"These unsubstantiated allegations are consistent with frequent, unfounded, and unconscionable attacks against the government and public officers by the Deputy President. The government is run through established and well-known structures and accountability channels," Matiang'i added.
Matiang'i has also denied claims that senior State officers have sponsored the purchase of national identity cards from Rift Valley voters in a bid to stop them from voting on Election Day.
"Allegations that the chiefs and assistant chiefs are buying or withholding IDs to suppress voter turnout in UDA strongholds is ridiculous. If true, it would constitute a criminal and electoral offence. There is however no official record made or proof offered by the DP or his associates in support of deterrence and deserved punishment for anyone engaging in the alleged acts."
The CS maintains he is committed to providing enough security during elections despite his political inclinations.
Further, he said it was a democratic right for any Kenyan, including government officers, to be inclined to candidates they like.
"The constitution says the president will appoint cabinet secretaries who are technocrats, it does not say switch on and switch off robots.
"I will not lie to you, I have inclinations and I have preferences but I will also be very sincere with you, I will deliver on my constitutional obligations without fear or favour.

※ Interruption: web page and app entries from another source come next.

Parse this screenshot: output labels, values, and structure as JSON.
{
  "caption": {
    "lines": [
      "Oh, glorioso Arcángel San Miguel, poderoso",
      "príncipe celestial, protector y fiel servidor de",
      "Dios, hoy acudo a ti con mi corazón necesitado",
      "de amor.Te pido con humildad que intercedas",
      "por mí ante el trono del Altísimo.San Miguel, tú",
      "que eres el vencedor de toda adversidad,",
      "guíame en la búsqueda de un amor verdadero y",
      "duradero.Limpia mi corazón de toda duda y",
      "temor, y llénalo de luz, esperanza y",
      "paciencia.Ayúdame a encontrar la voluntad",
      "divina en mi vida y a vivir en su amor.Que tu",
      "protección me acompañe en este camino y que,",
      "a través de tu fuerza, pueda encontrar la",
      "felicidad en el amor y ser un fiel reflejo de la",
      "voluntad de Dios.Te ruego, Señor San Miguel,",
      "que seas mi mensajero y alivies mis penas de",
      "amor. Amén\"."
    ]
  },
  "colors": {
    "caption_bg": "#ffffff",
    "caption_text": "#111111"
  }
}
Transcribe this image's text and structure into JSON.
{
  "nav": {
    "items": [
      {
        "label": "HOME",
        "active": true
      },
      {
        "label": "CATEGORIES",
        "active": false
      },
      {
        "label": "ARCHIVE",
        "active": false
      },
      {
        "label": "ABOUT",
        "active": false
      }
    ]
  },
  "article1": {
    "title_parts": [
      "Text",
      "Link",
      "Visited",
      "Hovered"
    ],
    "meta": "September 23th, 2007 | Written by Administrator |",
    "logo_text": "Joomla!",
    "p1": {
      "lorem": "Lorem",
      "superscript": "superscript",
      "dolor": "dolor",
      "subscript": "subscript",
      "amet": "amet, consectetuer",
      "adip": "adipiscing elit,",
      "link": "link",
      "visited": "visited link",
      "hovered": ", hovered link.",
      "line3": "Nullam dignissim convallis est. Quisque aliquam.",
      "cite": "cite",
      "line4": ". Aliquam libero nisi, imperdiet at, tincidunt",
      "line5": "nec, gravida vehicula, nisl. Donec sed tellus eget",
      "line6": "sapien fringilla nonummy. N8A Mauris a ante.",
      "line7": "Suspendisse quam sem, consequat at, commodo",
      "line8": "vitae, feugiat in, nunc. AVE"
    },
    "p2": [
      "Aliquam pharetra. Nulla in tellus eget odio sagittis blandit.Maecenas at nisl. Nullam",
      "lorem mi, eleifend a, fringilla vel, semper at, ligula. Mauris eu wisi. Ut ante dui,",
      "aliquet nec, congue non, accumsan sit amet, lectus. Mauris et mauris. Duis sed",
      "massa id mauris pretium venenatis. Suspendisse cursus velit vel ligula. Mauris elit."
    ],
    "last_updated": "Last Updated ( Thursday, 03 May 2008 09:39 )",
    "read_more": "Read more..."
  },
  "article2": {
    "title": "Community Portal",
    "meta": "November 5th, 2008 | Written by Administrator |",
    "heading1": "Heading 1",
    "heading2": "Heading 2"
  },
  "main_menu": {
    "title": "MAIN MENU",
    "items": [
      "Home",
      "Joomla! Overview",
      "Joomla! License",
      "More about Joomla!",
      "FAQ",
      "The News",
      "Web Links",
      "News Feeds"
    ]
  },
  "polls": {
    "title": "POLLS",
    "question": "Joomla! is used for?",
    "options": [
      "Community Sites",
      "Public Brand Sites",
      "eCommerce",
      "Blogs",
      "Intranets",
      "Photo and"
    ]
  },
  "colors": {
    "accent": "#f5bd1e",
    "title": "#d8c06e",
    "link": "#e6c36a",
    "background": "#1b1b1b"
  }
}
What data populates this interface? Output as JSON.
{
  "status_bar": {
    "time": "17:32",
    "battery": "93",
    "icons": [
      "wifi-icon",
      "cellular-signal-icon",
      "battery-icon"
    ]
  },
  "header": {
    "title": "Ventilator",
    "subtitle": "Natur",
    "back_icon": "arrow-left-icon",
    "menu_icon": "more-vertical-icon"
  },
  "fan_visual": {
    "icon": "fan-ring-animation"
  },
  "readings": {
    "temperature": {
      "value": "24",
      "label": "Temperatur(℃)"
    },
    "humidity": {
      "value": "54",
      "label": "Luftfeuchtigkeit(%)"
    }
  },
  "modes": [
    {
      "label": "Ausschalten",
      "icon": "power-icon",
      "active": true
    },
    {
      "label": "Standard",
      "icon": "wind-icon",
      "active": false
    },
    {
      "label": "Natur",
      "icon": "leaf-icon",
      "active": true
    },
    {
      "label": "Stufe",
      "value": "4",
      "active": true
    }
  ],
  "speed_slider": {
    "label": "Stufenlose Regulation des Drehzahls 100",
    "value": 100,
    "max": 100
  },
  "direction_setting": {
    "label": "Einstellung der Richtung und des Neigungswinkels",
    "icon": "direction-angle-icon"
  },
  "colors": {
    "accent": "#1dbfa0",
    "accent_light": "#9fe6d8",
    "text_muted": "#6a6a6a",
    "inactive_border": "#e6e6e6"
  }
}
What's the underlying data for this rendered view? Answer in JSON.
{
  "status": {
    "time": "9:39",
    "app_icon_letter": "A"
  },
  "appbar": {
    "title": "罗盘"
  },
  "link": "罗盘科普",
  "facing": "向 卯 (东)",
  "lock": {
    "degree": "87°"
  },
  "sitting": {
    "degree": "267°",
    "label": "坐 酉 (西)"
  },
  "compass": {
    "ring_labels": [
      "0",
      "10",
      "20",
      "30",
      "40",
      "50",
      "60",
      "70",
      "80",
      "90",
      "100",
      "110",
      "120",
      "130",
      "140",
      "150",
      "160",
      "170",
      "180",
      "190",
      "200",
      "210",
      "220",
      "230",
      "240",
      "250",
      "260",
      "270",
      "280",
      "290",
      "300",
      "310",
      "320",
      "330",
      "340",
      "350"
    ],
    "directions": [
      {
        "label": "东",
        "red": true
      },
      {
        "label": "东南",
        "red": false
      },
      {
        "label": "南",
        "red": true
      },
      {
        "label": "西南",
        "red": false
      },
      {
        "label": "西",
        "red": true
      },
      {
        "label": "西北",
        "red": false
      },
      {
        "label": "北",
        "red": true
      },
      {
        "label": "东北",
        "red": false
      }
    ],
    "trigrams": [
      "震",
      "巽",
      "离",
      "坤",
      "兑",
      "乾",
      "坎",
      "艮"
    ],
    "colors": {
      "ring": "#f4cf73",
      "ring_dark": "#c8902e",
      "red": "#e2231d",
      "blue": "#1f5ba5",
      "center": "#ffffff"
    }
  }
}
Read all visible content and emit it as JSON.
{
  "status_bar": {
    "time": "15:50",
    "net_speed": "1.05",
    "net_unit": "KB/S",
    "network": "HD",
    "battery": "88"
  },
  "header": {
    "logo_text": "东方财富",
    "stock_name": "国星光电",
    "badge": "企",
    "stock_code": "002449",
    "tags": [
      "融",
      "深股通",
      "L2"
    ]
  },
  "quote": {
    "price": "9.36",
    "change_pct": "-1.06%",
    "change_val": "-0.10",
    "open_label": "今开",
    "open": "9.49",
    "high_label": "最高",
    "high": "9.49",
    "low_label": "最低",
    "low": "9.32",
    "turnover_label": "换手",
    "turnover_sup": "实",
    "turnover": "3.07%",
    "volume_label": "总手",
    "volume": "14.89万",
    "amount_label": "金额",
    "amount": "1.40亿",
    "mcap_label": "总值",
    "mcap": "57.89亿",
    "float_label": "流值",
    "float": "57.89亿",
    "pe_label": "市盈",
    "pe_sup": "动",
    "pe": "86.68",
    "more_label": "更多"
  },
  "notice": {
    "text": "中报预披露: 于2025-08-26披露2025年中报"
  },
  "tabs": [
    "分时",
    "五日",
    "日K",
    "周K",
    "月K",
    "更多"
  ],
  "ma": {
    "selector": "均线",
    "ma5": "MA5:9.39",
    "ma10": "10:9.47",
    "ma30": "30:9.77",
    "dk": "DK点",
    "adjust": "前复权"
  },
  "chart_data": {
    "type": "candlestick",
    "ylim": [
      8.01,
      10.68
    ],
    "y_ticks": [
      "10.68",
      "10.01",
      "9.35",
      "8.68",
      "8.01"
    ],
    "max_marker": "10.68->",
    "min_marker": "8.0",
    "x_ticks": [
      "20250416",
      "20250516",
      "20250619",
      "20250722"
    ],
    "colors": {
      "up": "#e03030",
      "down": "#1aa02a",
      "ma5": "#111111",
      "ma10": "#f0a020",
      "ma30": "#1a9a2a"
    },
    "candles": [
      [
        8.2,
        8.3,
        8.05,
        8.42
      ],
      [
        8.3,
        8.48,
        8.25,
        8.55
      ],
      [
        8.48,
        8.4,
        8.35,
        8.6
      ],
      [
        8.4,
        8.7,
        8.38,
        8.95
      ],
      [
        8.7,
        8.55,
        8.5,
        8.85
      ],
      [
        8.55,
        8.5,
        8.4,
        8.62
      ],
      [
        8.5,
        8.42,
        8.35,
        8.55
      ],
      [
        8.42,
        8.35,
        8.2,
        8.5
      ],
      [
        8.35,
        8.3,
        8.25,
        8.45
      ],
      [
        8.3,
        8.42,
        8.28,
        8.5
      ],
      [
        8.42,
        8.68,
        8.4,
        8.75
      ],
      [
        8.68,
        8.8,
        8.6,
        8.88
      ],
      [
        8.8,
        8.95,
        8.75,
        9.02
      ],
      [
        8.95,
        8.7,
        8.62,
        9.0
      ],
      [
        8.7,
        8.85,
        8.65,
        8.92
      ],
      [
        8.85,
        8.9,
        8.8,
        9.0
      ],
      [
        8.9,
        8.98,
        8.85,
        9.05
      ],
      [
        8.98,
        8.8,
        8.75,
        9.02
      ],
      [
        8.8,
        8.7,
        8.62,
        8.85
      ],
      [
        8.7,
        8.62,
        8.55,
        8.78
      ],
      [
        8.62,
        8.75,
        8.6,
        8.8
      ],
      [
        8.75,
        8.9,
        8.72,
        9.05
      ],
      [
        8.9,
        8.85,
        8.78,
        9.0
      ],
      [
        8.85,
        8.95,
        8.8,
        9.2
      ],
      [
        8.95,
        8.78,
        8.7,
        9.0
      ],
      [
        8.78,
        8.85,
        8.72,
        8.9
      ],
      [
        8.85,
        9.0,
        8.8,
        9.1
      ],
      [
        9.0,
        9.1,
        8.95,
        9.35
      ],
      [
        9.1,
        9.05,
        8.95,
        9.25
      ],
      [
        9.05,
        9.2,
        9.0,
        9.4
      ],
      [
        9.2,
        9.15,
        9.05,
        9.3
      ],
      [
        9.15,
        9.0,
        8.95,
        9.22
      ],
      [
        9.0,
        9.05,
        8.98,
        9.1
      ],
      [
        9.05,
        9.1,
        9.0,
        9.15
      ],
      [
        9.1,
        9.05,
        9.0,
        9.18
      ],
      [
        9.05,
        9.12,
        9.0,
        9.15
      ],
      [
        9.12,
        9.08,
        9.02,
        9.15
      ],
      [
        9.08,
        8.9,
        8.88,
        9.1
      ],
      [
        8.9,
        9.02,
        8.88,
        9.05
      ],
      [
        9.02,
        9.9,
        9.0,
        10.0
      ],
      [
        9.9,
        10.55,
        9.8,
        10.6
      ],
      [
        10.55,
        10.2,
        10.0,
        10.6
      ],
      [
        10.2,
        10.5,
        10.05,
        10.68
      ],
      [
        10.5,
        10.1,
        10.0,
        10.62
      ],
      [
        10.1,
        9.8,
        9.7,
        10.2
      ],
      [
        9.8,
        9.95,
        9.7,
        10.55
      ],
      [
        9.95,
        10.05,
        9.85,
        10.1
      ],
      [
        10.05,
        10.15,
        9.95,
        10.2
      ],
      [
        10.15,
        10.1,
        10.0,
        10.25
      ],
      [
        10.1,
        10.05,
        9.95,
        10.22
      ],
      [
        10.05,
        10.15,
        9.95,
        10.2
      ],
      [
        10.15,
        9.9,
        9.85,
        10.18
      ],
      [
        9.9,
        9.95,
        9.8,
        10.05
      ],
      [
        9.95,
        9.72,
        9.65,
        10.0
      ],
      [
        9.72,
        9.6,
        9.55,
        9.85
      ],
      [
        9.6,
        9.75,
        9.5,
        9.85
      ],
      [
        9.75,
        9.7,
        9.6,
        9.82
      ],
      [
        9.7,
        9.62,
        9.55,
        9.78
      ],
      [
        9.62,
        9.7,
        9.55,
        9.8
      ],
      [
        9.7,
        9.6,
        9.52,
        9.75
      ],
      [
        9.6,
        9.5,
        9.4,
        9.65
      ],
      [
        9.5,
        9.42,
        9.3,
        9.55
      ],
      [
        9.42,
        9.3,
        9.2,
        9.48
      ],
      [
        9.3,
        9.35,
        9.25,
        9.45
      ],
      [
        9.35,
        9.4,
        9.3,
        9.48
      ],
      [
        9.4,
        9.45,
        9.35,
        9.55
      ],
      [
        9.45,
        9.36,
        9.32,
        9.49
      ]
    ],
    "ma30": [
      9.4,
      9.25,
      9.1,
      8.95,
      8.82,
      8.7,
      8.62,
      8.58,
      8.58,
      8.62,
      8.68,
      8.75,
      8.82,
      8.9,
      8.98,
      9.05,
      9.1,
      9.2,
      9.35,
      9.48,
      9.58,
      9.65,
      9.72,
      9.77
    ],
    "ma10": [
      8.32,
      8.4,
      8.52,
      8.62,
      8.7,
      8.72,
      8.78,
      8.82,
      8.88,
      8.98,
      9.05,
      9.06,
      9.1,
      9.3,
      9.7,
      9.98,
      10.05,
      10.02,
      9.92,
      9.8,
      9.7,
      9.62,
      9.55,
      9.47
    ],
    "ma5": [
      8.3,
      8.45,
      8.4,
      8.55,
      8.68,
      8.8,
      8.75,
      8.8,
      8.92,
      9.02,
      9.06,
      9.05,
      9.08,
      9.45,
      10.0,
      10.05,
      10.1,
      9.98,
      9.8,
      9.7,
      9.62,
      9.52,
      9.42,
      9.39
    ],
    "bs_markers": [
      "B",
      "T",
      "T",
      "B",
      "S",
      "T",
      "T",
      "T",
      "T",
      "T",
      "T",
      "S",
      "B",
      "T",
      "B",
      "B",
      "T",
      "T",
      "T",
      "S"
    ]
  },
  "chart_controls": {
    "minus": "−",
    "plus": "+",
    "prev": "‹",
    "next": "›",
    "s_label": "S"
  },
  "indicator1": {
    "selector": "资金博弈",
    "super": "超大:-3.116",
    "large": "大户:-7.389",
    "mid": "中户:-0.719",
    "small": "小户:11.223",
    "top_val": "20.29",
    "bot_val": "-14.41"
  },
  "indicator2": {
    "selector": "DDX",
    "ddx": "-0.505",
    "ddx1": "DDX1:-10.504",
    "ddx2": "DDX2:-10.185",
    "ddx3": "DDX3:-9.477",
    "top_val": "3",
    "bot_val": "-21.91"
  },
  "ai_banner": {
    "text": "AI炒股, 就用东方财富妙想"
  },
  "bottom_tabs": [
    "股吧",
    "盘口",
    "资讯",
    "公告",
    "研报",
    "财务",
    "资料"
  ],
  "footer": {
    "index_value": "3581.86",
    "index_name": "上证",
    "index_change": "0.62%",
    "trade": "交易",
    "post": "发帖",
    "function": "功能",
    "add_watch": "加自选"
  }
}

When it comes to that, I will remove my inclinations and serve," he said.